To stay ahead of the curve in learning program development — this ranges from traditional, classroom-based learning to virtual webinar training — Thompson said a heavy emphasis is placed on benchmarking. Putting its learning efforts on display — through Corporate University Exchange, Chief Learning Officer’s LearningElite and others — for others in the industry helps Farmers gauge its progress in the space and continuously evaluate how its learning strategy is structured.
“Different organizations think about learning differently,” Thompson said. “And even if you don’t place, it puts your organization in a position to really think about your strategy.”
Moving forward, aside from continuing to evaluate and experiment with new practices and technologies in the learning space, University of Farmers will capitalize on its ongoing leadership investment.

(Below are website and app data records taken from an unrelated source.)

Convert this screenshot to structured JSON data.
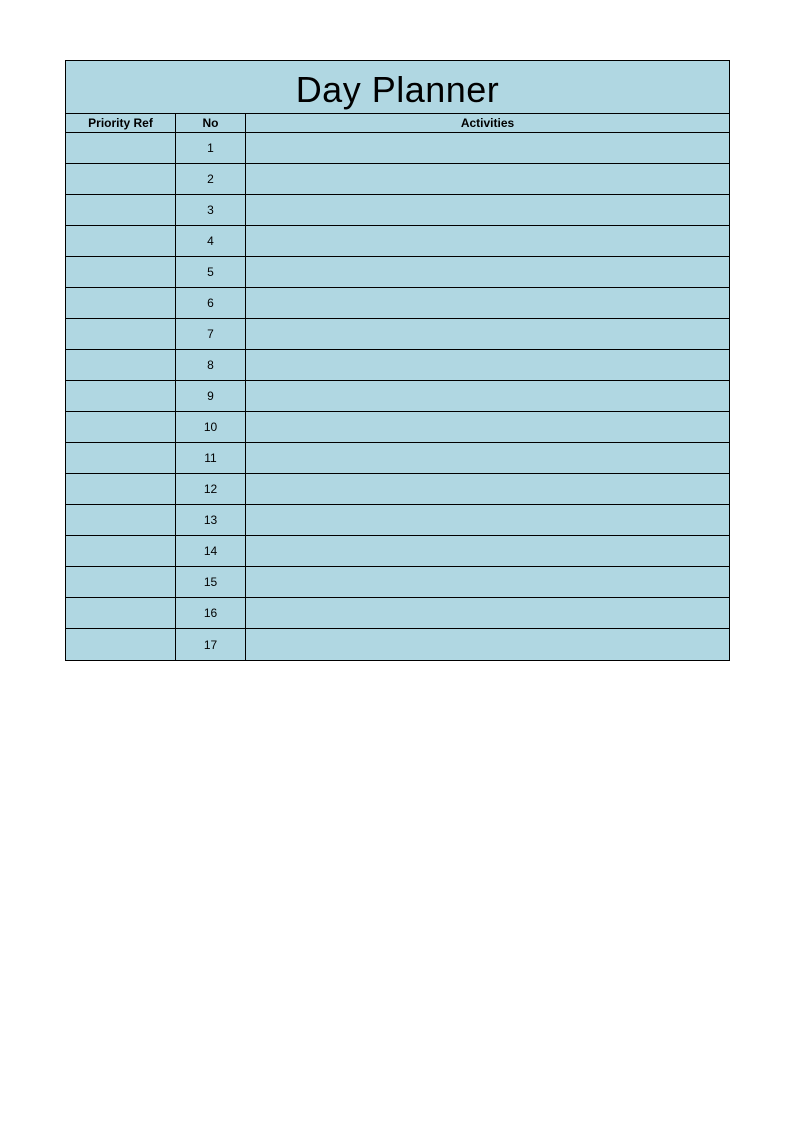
{
  "title": "Day Planner",
  "headers": {
    "priority_ref": "Priority Ref",
    "no": "No",
    "activities": "Activities"
  },
  "rows": [
    {
      "priority_ref": "",
      "no": "1",
      "activities": ""
    },
    {
      "priority_ref": "",
      "no": "2",
      "activities": ""
    },
    {
      "priority_ref": "",
      "no": "3",
      "activities": ""
    },
    {
      "priority_ref": "",
      "no": "4",
      "activities": ""
    },
    {
      "priority_ref": "",
      "no": "5",
      "activities": ""
    },
    {
      "priority_ref": "",
      "no": "6",
      "activities": ""
    },
    {
      "priority_ref": "",
      "no": "7",
      "activities": ""
    },
    {
      "priority_ref": "",
      "no": "8",
      "activities": ""
    },
    {
      "priority_ref": "",
      "no": "9",
      "activities": ""
    },
    {
      "priority_ref": "",
      "no": "10",
      "activities": ""
    },
    {
      "priority_ref": "",
      "no": "11",
      "activities": ""
    },
    {
      "priority_ref": "",
      "no": "12",
      "activities": ""
    },
    {
      "priority_ref": "",
      "no": "13",
      "activities": ""
    },
    {
      "priority_ref": "",
      "no": "14",
      "activities": ""
    },
    {
      "priority_ref": "",
      "no": "15",
      "activities": ""
    },
    {
      "priority_ref": "",
      "no": "16",
      "activities": ""
    },
    {
      "priority_ref": "",
      "no": "17",
      "activities": ""
    }
  ]
}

Recently the company built a second learning campus, a 50,000-square-foot center in Grand Rapids, Mich., which opened in June 2011.
With a budget of roughly $121 million for the latest fiscal year, University of Farmers will continue to drive development and effectiveness for its leaders and agents, who in turn drive insurance sales and the business’ bottom line.
“We measure almost all of our sales curriculum in new business on the increase of new business sales pre- and post- [training],” Thompson said. “And most of our curriculum delivers, on average, about a 9.8 percent increase of new business sales post-participation.”
“We’ve made an investment in our folks in building a process that is the Farmers way of learning,” Dobrucki said.
“As budgets have gotten thinner, the university hasn’t taken any additional hits that any other function in the organization has taken,” Thompson said. “In fact, we’ve probably gotten more investment.”